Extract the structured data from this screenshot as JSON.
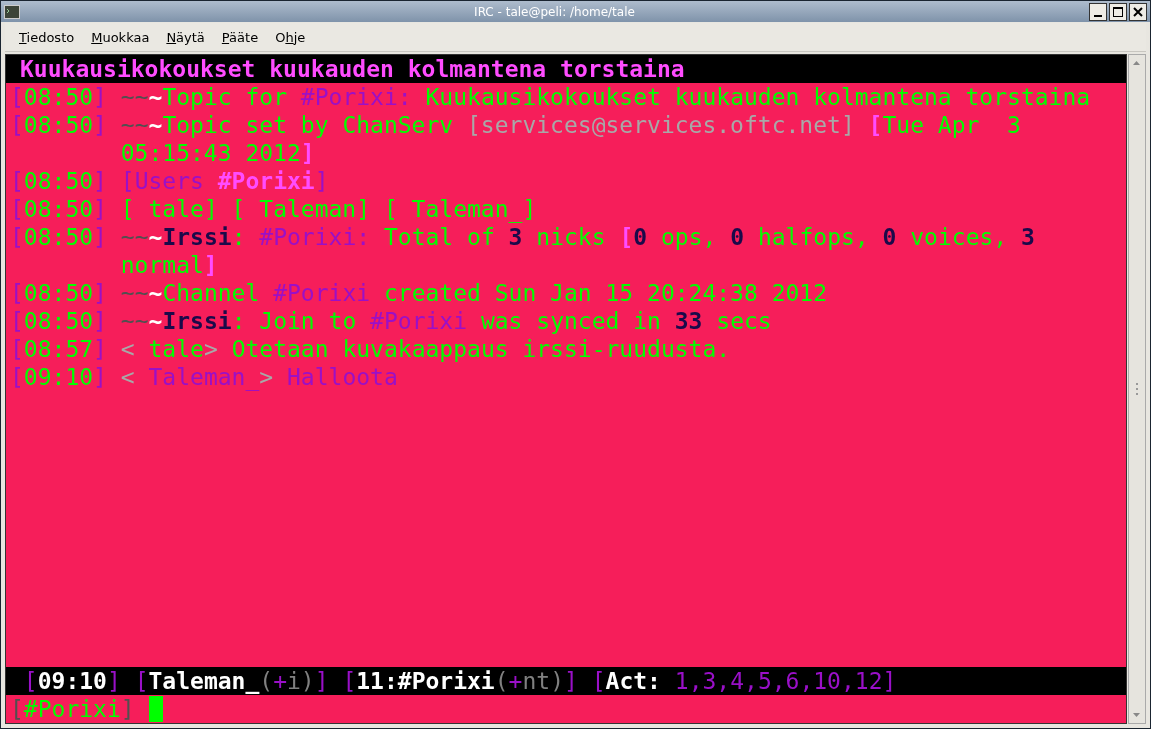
{
  "window": {
    "title": "IRC - tale@peli: /home/tale"
  },
  "menu": [
    {
      "key": "T",
      "after": "iedosto"
    },
    {
      "key": "M",
      "after": "uokkaa"
    },
    {
      "key": "N",
      "after": "äytä"
    },
    {
      "key": "P",
      "after": "ääte"
    },
    {
      "before": "O",
      "key": "h",
      "after": "je"
    }
  ],
  "topic": {
    "text": "Kuukausikokoukset kuukauden kolmantena torstaina"
  },
  "lines": [
    {
      "continuation": false,
      "segments": [
        {
          "text": "[",
          "color": "#9a10c8",
          "bold": false
        },
        {
          "text": "08:50",
          "color": "#00ff00",
          "bold": false
        },
        {
          "text": "] ",
          "color": "#9a10c8",
          "bold": false
        },
        {
          "text": "~~",
          "color": "#505050",
          "bold": false
        },
        {
          "text": "~",
          "color": "#ffffff",
          "bold": true
        },
        {
          "text": "Topic for ",
          "color": "#00ff00",
          "bold": false
        },
        {
          "text": "#Porixi:",
          "color": "#9a10c8",
          "bold": false
        },
        {
          "text": " Kuukausikokoukset kuukauden kolmantena torstaina",
          "color": "#00ff00",
          "bold": false
        }
      ]
    },
    {
      "continuation": false,
      "segments": [
        {
          "text": "[",
          "color": "#9a10c8",
          "bold": false
        },
        {
          "text": "08:50",
          "color": "#00ff00",
          "bold": false
        },
        {
          "text": "] ",
          "color": "#9a10c8",
          "bold": false
        },
        {
          "text": "~~",
          "color": "#505050",
          "bold": false
        },
        {
          "text": "~",
          "color": "#ffffff",
          "bold": true
        },
        {
          "text": "Topic set by ChanServ ",
          "color": "#00ff00",
          "bold": false
        },
        {
          "text": "[services@services.oftc.net] ",
          "color": "#a8a8a8",
          "bold": false
        },
        {
          "text": "[",
          "color": "#ff4cff",
          "bold": true
        },
        {
          "text": "Tue Apr  3",
          "color": "#00ff00",
          "bold": false
        }
      ]
    },
    {
      "continuation": true,
      "segments": [
        {
          "text": "05:15:43 2012",
          "color": "#00ff00",
          "bold": false
        },
        {
          "text": "]",
          "color": "#ff4cff",
          "bold": true
        }
      ]
    },
    {
      "continuation": false,
      "segments": [
        {
          "text": "[",
          "color": "#9a10c8",
          "bold": false
        },
        {
          "text": "08:50",
          "color": "#00ff00",
          "bold": false
        },
        {
          "text": "] ",
          "color": "#9a10c8",
          "bold": false
        },
        {
          "text": "[Users ",
          "color": "#9a10c8",
          "bold": false
        },
        {
          "text": "#Porixi",
          "color": "#ff4cff",
          "bold": true
        },
        {
          "text": "]",
          "color": "#9a10c8",
          "bold": false
        }
      ]
    },
    {
      "continuation": false,
      "segments": [
        {
          "text": "[",
          "color": "#9a10c8",
          "bold": false
        },
        {
          "text": "08:50",
          "color": "#00ff00",
          "bold": false
        },
        {
          "text": "] ",
          "color": "#9a10c8",
          "bold": false
        },
        {
          "text": "[ tale] [ Taleman] [ Taleman_]",
          "color": "#00ff00",
          "bold": false
        }
      ]
    },
    {
      "continuation": false,
      "segments": [
        {
          "text": "[",
          "color": "#9a10c8",
          "bold": false
        },
        {
          "text": "08:50",
          "color": "#00ff00",
          "bold": false
        },
        {
          "text": "] ",
          "color": "#9a10c8",
          "bold": false
        },
        {
          "text": "~~",
          "color": "#505050",
          "bold": false
        },
        {
          "text": "~",
          "color": "#ffffff",
          "bold": true
        },
        {
          "text": "Irssi",
          "color": "#1a0a4a",
          "bold": true
        },
        {
          "text": ": ",
          "color": "#00ff00",
          "bold": false
        },
        {
          "text": "#Porixi: ",
          "color": "#9a10c8",
          "bold": false
        },
        {
          "text": "Total of ",
          "color": "#00ff00",
          "bold": false
        },
        {
          "text": "3",
          "color": "#1a0a4a",
          "bold": true
        },
        {
          "text": " nicks ",
          "color": "#00ff00",
          "bold": false
        },
        {
          "text": "[",
          "color": "#ff4cff",
          "bold": true
        },
        {
          "text": "0",
          "color": "#1a0a4a",
          "bold": true
        },
        {
          "text": " ops, ",
          "color": "#00ff00",
          "bold": false
        },
        {
          "text": "0",
          "color": "#1a0a4a",
          "bold": true
        },
        {
          "text": " halfops, ",
          "color": "#00ff00",
          "bold": false
        },
        {
          "text": "0",
          "color": "#1a0a4a",
          "bold": true
        },
        {
          "text": " voices, ",
          "color": "#00ff00",
          "bold": false
        },
        {
          "text": "3",
          "color": "#1a0a4a",
          "bold": true
        }
      ]
    },
    {
      "continuation": true,
      "segments": [
        {
          "text": "normal",
          "color": "#00ff00",
          "bold": false
        },
        {
          "text": "]",
          "color": "#ff4cff",
          "bold": true
        }
      ]
    },
    {
      "continuation": false,
      "segments": [
        {
          "text": "[",
          "color": "#9a10c8",
          "bold": false
        },
        {
          "text": "08:50",
          "color": "#00ff00",
          "bold": false
        },
        {
          "text": "] ",
          "color": "#9a10c8",
          "bold": false
        },
        {
          "text": "~~",
          "color": "#505050",
          "bold": false
        },
        {
          "text": "~",
          "color": "#ffffff",
          "bold": true
        },
        {
          "text": "Channel ",
          "color": "#00ff00",
          "bold": false
        },
        {
          "text": "#Porixi",
          "color": "#9a10c8",
          "bold": false
        },
        {
          "text": " created Sun Jan 15 20:24:38 2012",
          "color": "#00ff00",
          "bold": false
        }
      ]
    },
    {
      "continuation": false,
      "segments": [
        {
          "text": "[",
          "color": "#9a10c8",
          "bold": false
        },
        {
          "text": "08:50",
          "color": "#00ff00",
          "bold": false
        },
        {
          "text": "] ",
          "color": "#9a10c8",
          "bold": false
        },
        {
          "text": "~~",
          "color": "#505050",
          "bold": false
        },
        {
          "text": "~",
          "color": "#ffffff",
          "bold": true
        },
        {
          "text": "Irssi",
          "color": "#1a0a4a",
          "bold": true
        },
        {
          "text": ": Join to ",
          "color": "#00ff00",
          "bold": false
        },
        {
          "text": "#Porixi",
          "color": "#9a10c8",
          "bold": false
        },
        {
          "text": " was synced in ",
          "color": "#00ff00",
          "bold": false
        },
        {
          "text": "33",
          "color": "#1a0a4a",
          "bold": true
        },
        {
          "text": " secs",
          "color": "#00ff00",
          "bold": false
        }
      ]
    },
    {
      "continuation": false,
      "segments": [
        {
          "text": "[",
          "color": "#9a10c8",
          "bold": false
        },
        {
          "text": "08:57",
          "color": "#00ff00",
          "bold": false
        },
        {
          "text": "] ",
          "color": "#9a10c8",
          "bold": false
        },
        {
          "text": "<",
          "color": "#a8a8a8",
          "bold": false
        },
        {
          "text": " tale",
          "color": "#00ff00",
          "bold": false
        },
        {
          "text": ">",
          "color": "#a8a8a8",
          "bold": false
        },
        {
          "text": " Otetaan kuvakaappaus irssi-ruudusta.",
          "color": "#00ff00",
          "bold": false
        }
      ]
    },
    {
      "continuation": false,
      "segments": [
        {
          "text": "[",
          "color": "#9a10c8",
          "bold": false
        },
        {
          "text": "09:10",
          "color": "#00ff00",
          "bold": false
        },
        {
          "text": "] ",
          "color": "#9a10c8",
          "bold": false
        },
        {
          "text": "< ",
          "color": "#a8a8a8",
          "bold": false
        },
        {
          "text": "Taleman_",
          "color": "#9a10c8",
          "bold": false
        },
        {
          "text": ">",
          "color": "#a8a8a8",
          "bold": false
        },
        {
          "text": " Halloota",
          "color": "#9a10c8",
          "bold": false
        }
      ]
    }
  ],
  "status_bar": [
    {
      "text": " [",
      "kind": "bracket"
    },
    {
      "text": "09:10",
      "kind": "item"
    },
    {
      "text": "] [",
      "kind": "bracket"
    },
    {
      "text": "Taleman_",
      "kind": "item"
    },
    {
      "text": "(",
      "kind": "mode"
    },
    {
      "text": "+",
      "kind": "bracket"
    },
    {
      "text": "i)",
      "kind": "mode"
    },
    {
      "text": "] [",
      "kind": "bracket"
    },
    {
      "text": "11:#Porixi",
      "kind": "item"
    },
    {
      "text": "(",
      "kind": "mode"
    },
    {
      "text": "+",
      "kind": "bracket"
    },
    {
      "text": "nt)",
      "kind": "mode"
    },
    {
      "text": "] [",
      "kind": "bracket"
    },
    {
      "text": "Act: ",
      "kind": "item"
    },
    {
      "text": "1,3,4,5,6,10,12",
      "kind": "bracket"
    },
    {
      "text": "]",
      "kind": "bracket"
    }
  ],
  "prompt": [
    {
      "text": "[",
      "kind": "bracket"
    },
    {
      "text": "#Porixi",
      "kind": "channel"
    },
    {
      "text": "]",
      "kind": "bracket"
    }
  ]
}
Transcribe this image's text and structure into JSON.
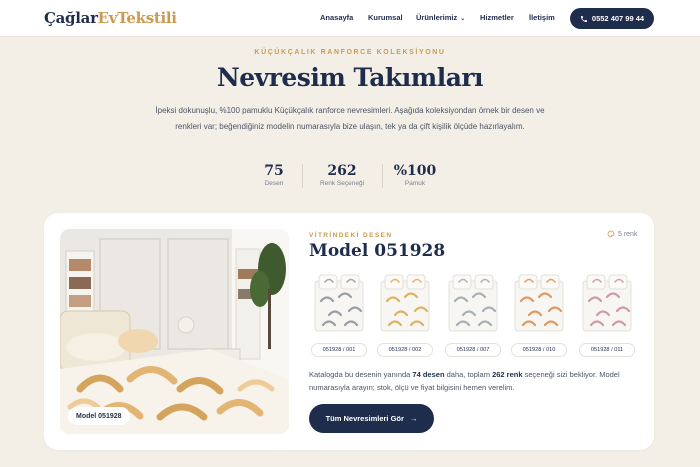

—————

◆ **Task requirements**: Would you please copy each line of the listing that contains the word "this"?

◆ **Written answer**:
Extract the structured data from this screenshot as JSON.
Transcribe this image's text and structure into JSON.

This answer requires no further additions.